  • How do the stakeholders in your health system view the quality of IT delivery?

Developing and measuring this data, then sharing the metrics with your team, increases overall performance and morale. More importantly, it allows your employees to put an “X” on the real value they bring to the organization. It matters more than you might think. It's amazing how most people respond and take on an increased level of responsibility when they understand the value of their work. It's just human nature.

And in today's economy, the CIOs that will stand out and experience high levels of retention will be the ones that continually invest in staff by teaching. By helping a team member gain new skills and knowledge, you have a greater chance to increase loyalty.

How do you define your team's competitive edge? Providing education to your direct reports and employees at every level will give you an advantage. CIOs that adopt this philosophy and continually invest in their employees will see measurable returns in many areas of service delivery. If you want to realize a greater ROI from your IT staff, measure and track their results against the organization's goals. Publish your metrics on a regular basis, so that your team understands the score. Create a dashboard on your deliverables and publish it. Nothing helps people move forward like knowing where they stand.

Not there yet? No problem.
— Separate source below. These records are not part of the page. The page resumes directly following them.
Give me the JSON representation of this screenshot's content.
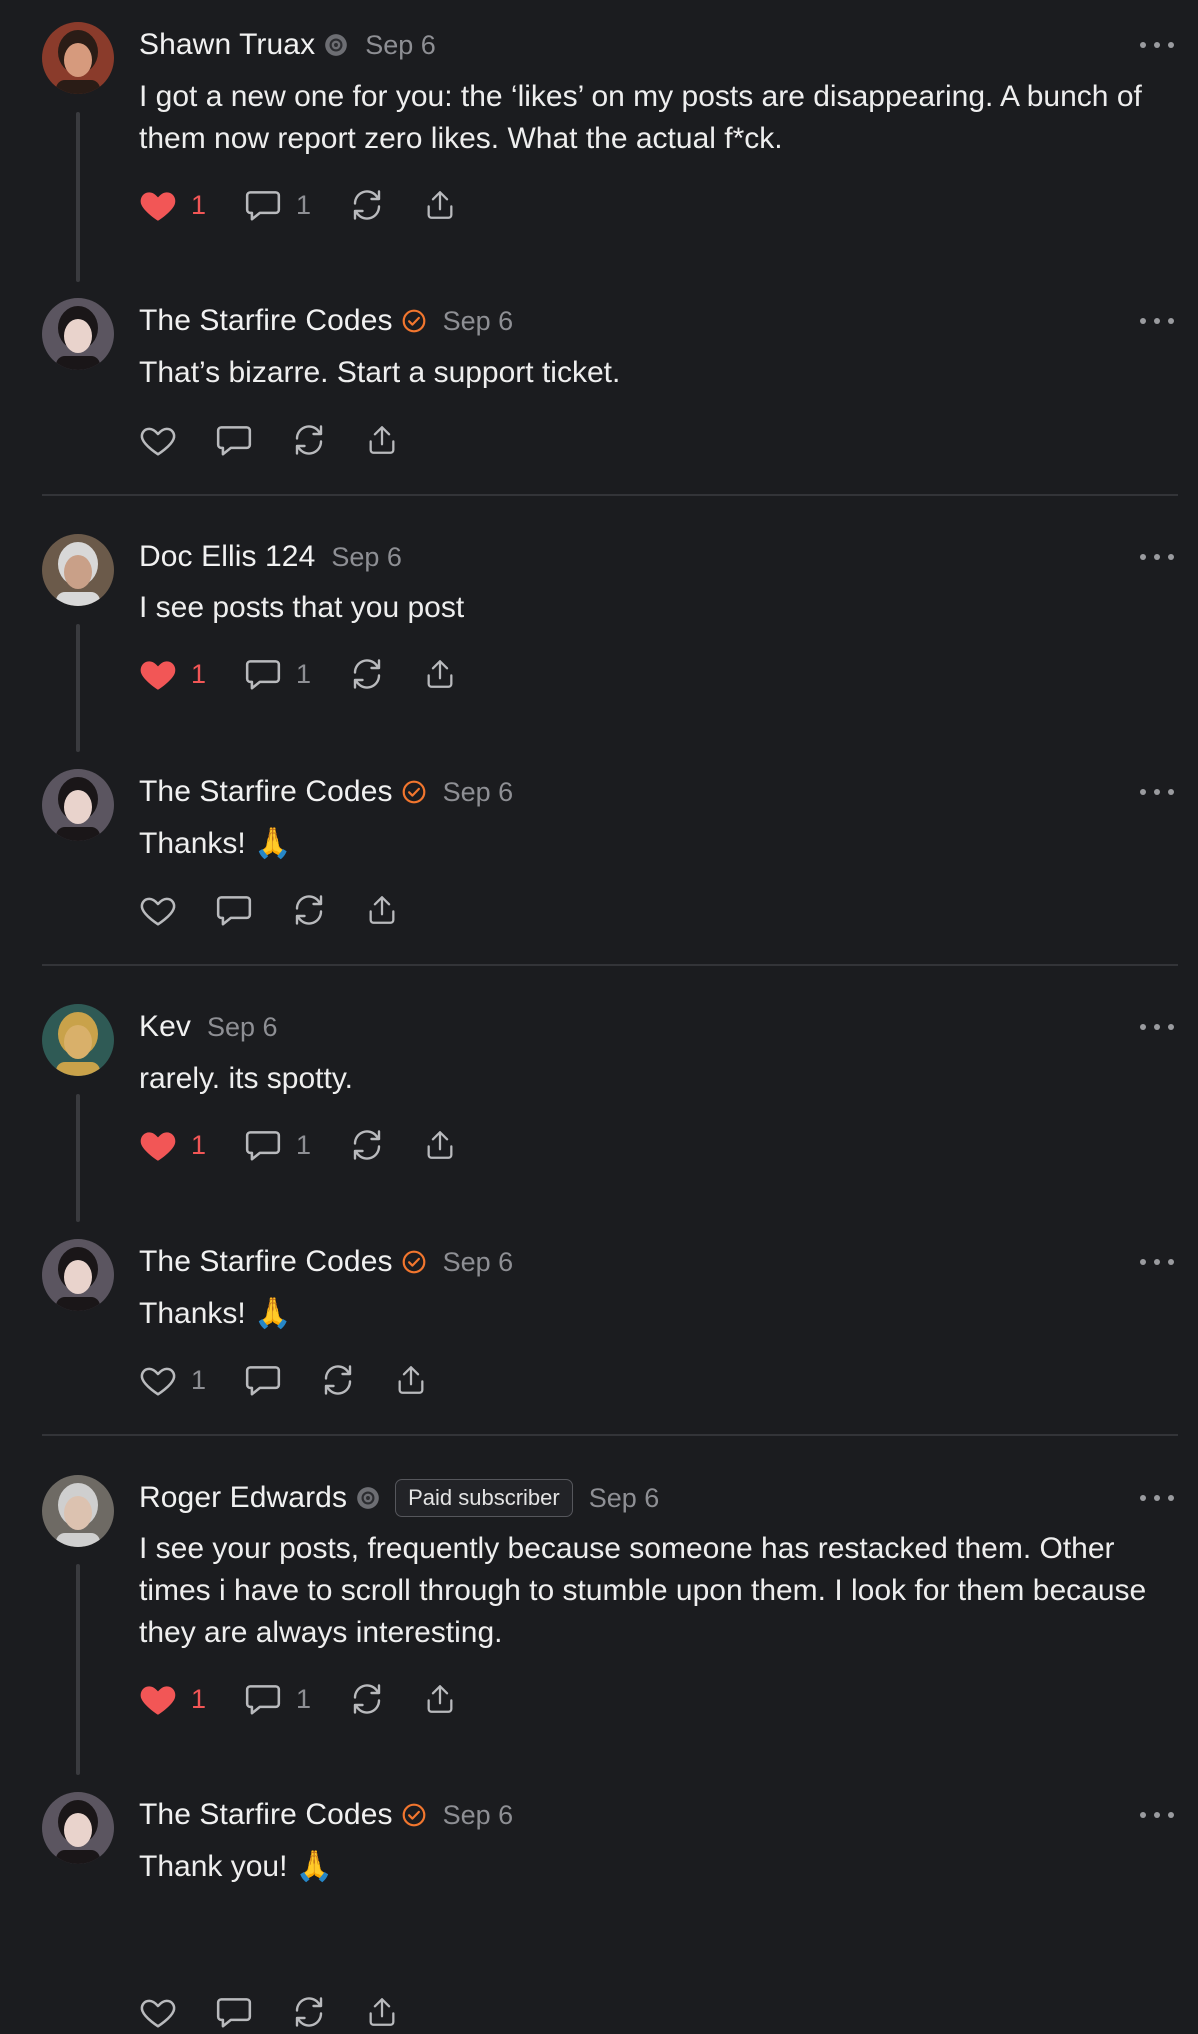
{
  "comments": [
    {
      "author": "Shawn Truax",
      "badge": "gear-badge-icon",
      "date": "Sep 6",
      "text": "I got a new one for you: the ‘likes’ on my posts are disappearing. A bunch of them now report zero likes. What the actual f*ck.",
      "liked": true,
      "likes": "1",
      "replies": "1",
      "avatar_color": "#8a3b2b"
    },
    {
      "author": "The Starfire Codes",
      "badge": "verified-check-icon",
      "date": "Sep 6",
      "text": "That’s bizarre. Start a support ticket.",
      "liked": false,
      "likes": "",
      "replies": "",
      "avatar_color": "#5b5560"
    },
    {
      "author": "Doc Ellis 124",
      "badge": "",
      "date": "Sep 6",
      "text": "I see posts that you post",
      "liked": true,
      "likes": "1",
      "replies": "1",
      "avatar_color": "#6b5a4a"
    },
    {
      "author": "The Starfire Codes",
      "badge": "verified-check-icon",
      "date": "Sep 6",
      "text": "Thanks! 🙏",
      "liked": false,
      "likes": "",
      "replies": "",
      "avatar_color": "#5b5560"
    },
    {
      "author": "Kev",
      "badge": "",
      "date": "Sep 6",
      "text": "rarely. its spotty.",
      "liked": true,
      "likes": "1",
      "replies": "1",
      "avatar_color": "#2f5a55"
    },
    {
      "author": "The Starfire Codes",
      "badge": "verified-check-icon",
      "date": "Sep 6",
      "text": "Thanks! 🙏",
      "liked": false,
      "likes": "1",
      "replies": "",
      "avatar_color": "#5b5560"
    },
    {
      "author": "Roger Edwards",
      "badge": "gear-badge-icon",
      "pill": "Paid subscriber",
      "date": "Sep 6",
      "text": "I see your posts, frequently because someone has restacked them. Other times i have to scroll through to stumble upon them. I look for them because they are always interesting.",
      "liked": true,
      "likes": "1",
      "replies": "1",
      "avatar_color": "#6e6a64"
    },
    {
      "author": "The Starfire Codes",
      "badge": "verified-check-icon",
      "date": "Sep 6",
      "text": "Thank you! 🙏",
      "liked": false,
      "likes": "",
      "replies": "",
      "avatar_color": "#5b5560"
    }
  ],
  "colors": {
    "background": "#1b1c1f",
    "like_red": "#f25656",
    "verified_orange": "#f2762e",
    "muted": "#8e8f94"
  }
}
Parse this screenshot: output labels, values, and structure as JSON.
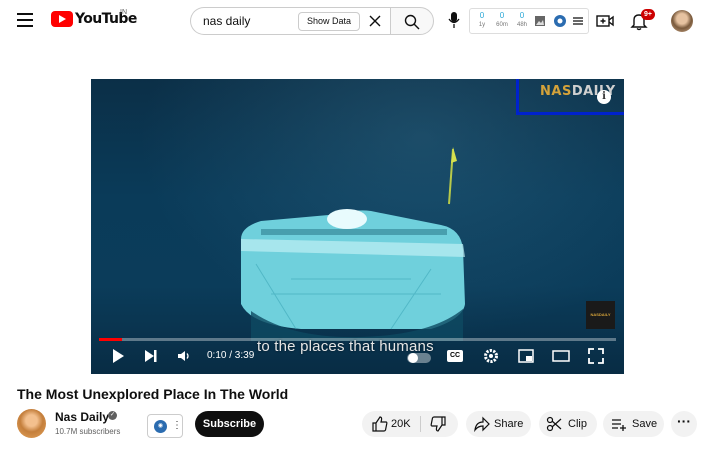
{
  "header": {
    "logo_text": "YouTube",
    "country": "IN",
    "search_value": "nas daily",
    "show_data_label": "Show Data",
    "notification_count": "9+"
  },
  "extension": {
    "stats": [
      {
        "value": "0",
        "unit": "1y"
      },
      {
        "value": "0",
        "unit": "60m"
      },
      {
        "value": "0",
        "unit": "48h"
      }
    ]
  },
  "player": {
    "brand_part1": "NAS",
    "brand_part2": "DAILY",
    "info_label": "i",
    "corner_logo": "NASDAILY",
    "subtitle": "to the places that humans",
    "time": "0:10 / 3:39",
    "progress": 0.045,
    "cc_label": "CC"
  },
  "video": {
    "title": "The Most Unexplored Place In The World",
    "channel": "Nas Daily",
    "subscribers": "10.7M subscribers",
    "subscribe_label": "Subscribe",
    "likes": "20K",
    "share_label": "Share",
    "clip_label": "Clip",
    "save_label": "Save"
  },
  "colors": {
    "youtube_red": "#ff0000",
    "highlight_box": "#0022cc",
    "brand_gold": "#d4a23a",
    "stat_blue": "#2aa7d6"
  }
}
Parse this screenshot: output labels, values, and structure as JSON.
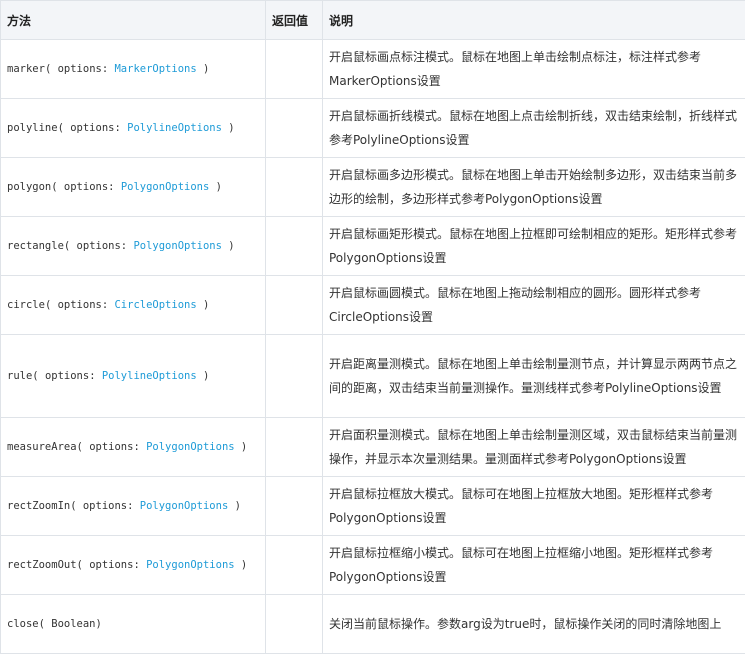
{
  "header": {
    "method": "方法",
    "return": "返回值",
    "description": "说明"
  },
  "rows": [
    {
      "name": "marker",
      "open": "( options: ",
      "type": "MarkerOptions",
      "close": " )",
      "return": "",
      "description": "开启鼠标画点标注模式。鼠标在地图上单击绘制点标注，标注样式参考MarkerOptions设置"
    },
    {
      "name": "polyline",
      "open": "( options: ",
      "type": "PolylineOptions",
      "close": " )",
      "return": "",
      "description": "开启鼠标画折线模式。鼠标在地图上点击绘制折线，双击结束绘制，折线样式参考PolylineOptions设置"
    },
    {
      "name": "polygon",
      "open": "( options: ",
      "type": "PolygonOptions",
      "close": " )",
      "return": "",
      "description": "开启鼠标画多边形模式。鼠标在地图上单击开始绘制多边形，双击结束当前多边形的绘制，多边形样式参考PolygonOptions设置"
    },
    {
      "name": "rectangle",
      "open": "( options: ",
      "type": "PolygonOptions",
      "close": " )",
      "return": "",
      "description": "开启鼠标画矩形模式。鼠标在地图上拉框即可绘制相应的矩形。矩形样式参考PolygonOptions设置"
    },
    {
      "name": "circle",
      "open": "( options: ",
      "type": "CircleOptions",
      "close": " )",
      "return": "",
      "description": "开启鼠标画圆模式。鼠标在地图上拖动绘制相应的圆形。圆形样式参考CircleOptions设置"
    },
    {
      "name": "rule",
      "open": "( options: ",
      "type": "PolylineOptions",
      "close": " )",
      "return": "",
      "description": "开启距离量测模式。鼠标在地图上单击绘制量测节点，并计算显示两两节点之间的距离，双击结束当前量测操作。量测线样式参考PolylineOptions设置"
    },
    {
      "name": "measureArea",
      "open": "( options: ",
      "type": "PolygonOptions",
      "close": " )",
      "return": "",
      "description": "开启面积量测模式。鼠标在地图上单击绘制量测区域，双击鼠标结束当前量测操作，并显示本次量测结果。量测面样式参考PolygonOptions设置"
    },
    {
      "name": "rectZoomIn",
      "open": "( options: ",
      "type": "PolygonOptions",
      "close": " )",
      "return": "",
      "description": "开启鼠标拉框放大模式。鼠标可在地图上拉框放大地图。矩形框样式参考PolygonOptions设置"
    },
    {
      "name": "rectZoomOut",
      "open": "( options: ",
      "type": "PolygonOptions",
      "close": " )",
      "return": "",
      "description": "开启鼠标拉框缩小模式。鼠标可在地图上拉框缩小地图。矩形框样式参考PolygonOptions设置"
    },
    {
      "name": "close",
      "open": "( Boolean)",
      "type": "",
      "close": "",
      "return": "",
      "description": "关闭当前鼠标操作。参数arg设为true时，鼠标操作关闭的同时清除地图上"
    }
  ]
}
Remember, it really does not matter where you are today - it only matters where you are going.

  • Where are you regarding your department's human capital assets?

  • What are your current employee retention strategies?

  • How do you measure effective retention initiatives?

  • Why did your team members join in the first place?

  • What makes them stay?

  • Why do they leave?

  • How do you develop bench strength?

  • What metrics let your IT staff understand the value of their individual contributions?

  • Are service results/metrics published on a regular basis?

  • What are your “fully loaded” costs to replace a member of your IT team?

  • Do you promote from within?

  • How do you reward excellence for outstanding performance?

  • Do you have a formal plan for training and cross-training?

Investing in your IT team is essential to driving retention. You should develop ways to offer opportunities to enhance employee skills and create a unique culture that is challenging, provides ongoing educational opportunities and rewards for recognition, and finds ways to allow employees to have FUN!

This investment will go a long way in giving you a higher ROI on your human capital and pay long term dividends for the entire organization.

Tim Tolan is senior partner at Sanford Rose Associates Healthcare IT Practice. Tolan can be reached at, or at 843-579-3077, x 301. His blog can be found at
Healthcare Informatics 2009 March;26(3):86